Fees introduced for civil disputes in Family Court
The Family Court is about to introduce fees.
Thursday, 31 May, 2012 – 15:03
Fees being introduced for civil disputes in the Family Court will help to better focus its resources, Courts Minister Chester Borrows said today.
The new fees are only for applications for division of assets and child care arrangements and come into effect on 1 July 2012.
Mr Borrows said that a fee waiver regime was being retained to ensure people with limited means had access to the Court. Fees do not apply for domestic violence cases, such as protection orders, or care and protection applications.
“Until now, the Family Court only charged fees for divorce applications. Introducing fees for civil disputes brings it in line with other courts in New Zealand and with family jurisdictions in Australia and England,” says Mr Borrows.
An application relating to child care arrangements will cost a flat fee of $220 with no hearing costs. While an application relating to the division of assets will cost $700, there is also a hearing fee of $906 for each half day. The hearing fee is based on the equivalent fee in the District Court.
“Targeted fees provide an incentive for people to deal with their relationship problems outside of Court, where possible,” Mr Borrows says. “Avoiding court and litigation is usually better for the people involved, and it’s certainly better if children can be kept out of the court process.
“We want the Family Court focused on the people who need judicial involvement and judgments about cases.
“There are a number of other resolution approaches people can use outside of court, including mediation.
“Family Court costs have increased over 70 per cent to $142 million over the past six years and we want people to realise Court processes are costly and should only be used as a last resort. It’s sensible that people contribute toward that cost,” Mr Borrows says.

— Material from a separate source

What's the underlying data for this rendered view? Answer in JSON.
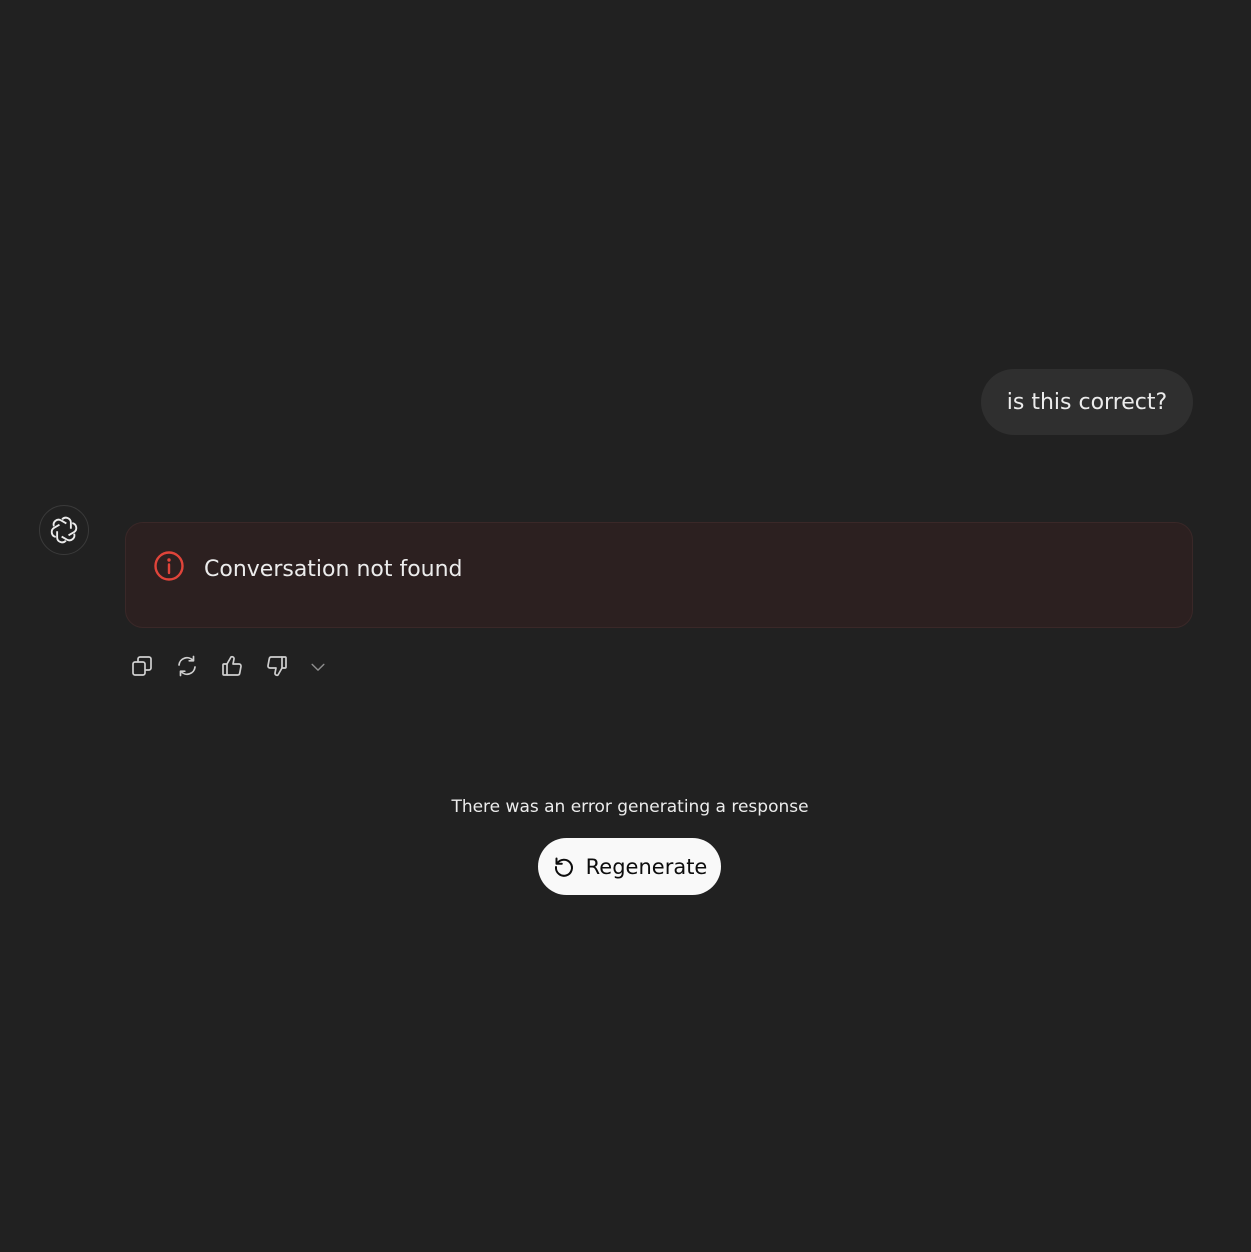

In my experience as McKenzie friend, I’ve seen quite a few child care cases where the mother filed a new application relatively shortly after decisions were made in a full hearing. From July, such mothers will think twice before applying as they’ll also have to consider potential hearing costs on top of application fees.
However, it is really frustrating that the court doesn’t also make their rulings enforceable. As most of you here know, if the family court made an order outlining child care arrangements and one party breaks the agreement, the other party cannot request police for assistance to enforce the order. Instead, one will have to go back to court and apply for a warrant to enforce contact.
It will be interesting to see how the fees apply in these cases.